My informant’s mother is from Taiwan. Interestingly, I’ve heard the exact same thing from my own mom, who is also from Taiwan. Its possible that this way of getting kids to finish their rice may have originated somewhere in Taiwan. The country has had a history of food shortages among the lower classes, especially during the Japanese occupation. This piece of folklore may have originated as a way for the older generation who have suffered through food shortages to convince their youngsters (who haven’t experienced famine and don’t understand the importance of eating) by appealing to their vanity.
“When you eat rice—when you eat a bowl of rice—you’re not supposed to leave any bits of rice left in the bowl when you’re finished. So, if you leave one, it’s said that your future wife or future husband would have pimples on his face, or on her face.
“You can have leftover fish, in fact it’s good manners to have leftover fish or meat. It indicates that you have enough to eat. During Chinese New Year, one thing that we will do is eat fish, and leave some on the plate. And that will be a good sign that we’re going to have more for next year.”
Q. Why do you think that this superstition exists?
A. Rice is like a very basic farmer’s food, I guess. It’s something that everybody eats. And for somebody to not finish their rice—you’re wasting sort of a staple food product. That’s bad.
If you can eat meat—if you can eat fish—that means that to begin with, your family is very wealthy, or if you’re not wealthy, it has to be a special occasion, and you want to honor the rituals more than you bother about the fish. But rice is a daily thing, and prudence is something that we are taught.
Q. If you’re eating rice now, will you eat all of it?
A. If I’m eating rice, I will eat all of it. I no longer believe in it, but it’s a habit that got passed on when I was a kid. So, when I was a kid, my mother would stand over me and say, “You have to finish your rice.” Did I really believe that my wife would have pimples? I don’t know, I can’t remember. But I know that since my mother was watching over me, I ate my rice properly. And to this day, when I’m eating out anywhere, in the cafeteria, I still make an effort to finish all the rice.
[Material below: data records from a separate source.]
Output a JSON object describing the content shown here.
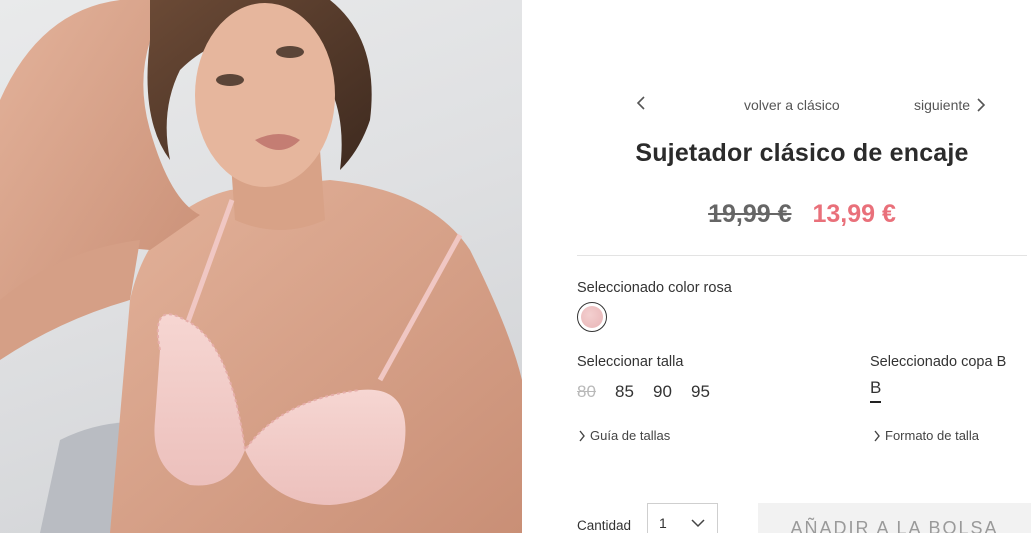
{
  "product": {
    "image_alt": "Modelo con sujetador de encaje rosa",
    "title": "Sujetador clásico de encaje",
    "price_original": "19,99 €",
    "price_sale": "13,99 €"
  },
  "navigation": {
    "prev_icon": "chevron-left-icon",
    "back_label": "volver a clásico",
    "next_label": "siguiente",
    "next_icon": "chevron-right-icon"
  },
  "color": {
    "label": "Seleccionado color rosa",
    "swatch_hex": "#e8b4b6"
  },
  "size": {
    "label": "Seleccionar talla",
    "options": [
      {
        "value": "80",
        "available": false
      },
      {
        "value": "85",
        "available": true
      },
      {
        "value": "90",
        "available": true
      },
      {
        "value": "95",
        "available": true
      }
    ],
    "guide_link": "Guía de tallas"
  },
  "cup": {
    "label": "Seleccionado copa B",
    "value": "B",
    "format_link": "Formato de talla"
  },
  "quantity": {
    "label": "Cantidad",
    "value": "1"
  },
  "cart": {
    "add_label": "AÑADIR A LA BOLSA"
  },
  "colors": {
    "sale_price": "#e9707a",
    "button_bg": "#f2f2f2",
    "button_text": "#9a9a9a"
  }
}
I try to finish my food all the time, but rice is special.
Analysis: This superstition illumines the dependence of the Chinese diet upon rice, while also reflecting that the majority of China’s population did not historically possess much wealth. The belief seems geared toward teaching children—if you fail to finish your rice, then your future husband or wife will have pimples. Thus, the superstition seems intended to teach children not to waste food, an important value in a society in which most people own little.
There was once an evil king that did not care about his people and did not listen to anyone. A kind governor tried to help the king, but the king would not listen. The governor was so distraught that he committed suicide by jumping off a cliff, into the sea. The people under the governor’s rule loved him immensely and they did not want the governor to be eaten by the fish in the sea, so they covered sweet rice with bamboo leaves in order to satisfy the appetite of the fish, so that their governor’s flesh would not be eaten.
My informant first heard this story from his parents on May 1st as a child, as it is tradition to eat bamboo leaves and rice on that day in honor of this event. The fact that the governor committed suicide out of shame due to failure and an unwillingness to continue to work for an evil king is an interesting moral lesson to teach to children through this legend. Respect for the elders and the dead is also features prominently in this story as it does in traditional Chinese culture and explains why the tradition is still practiced today.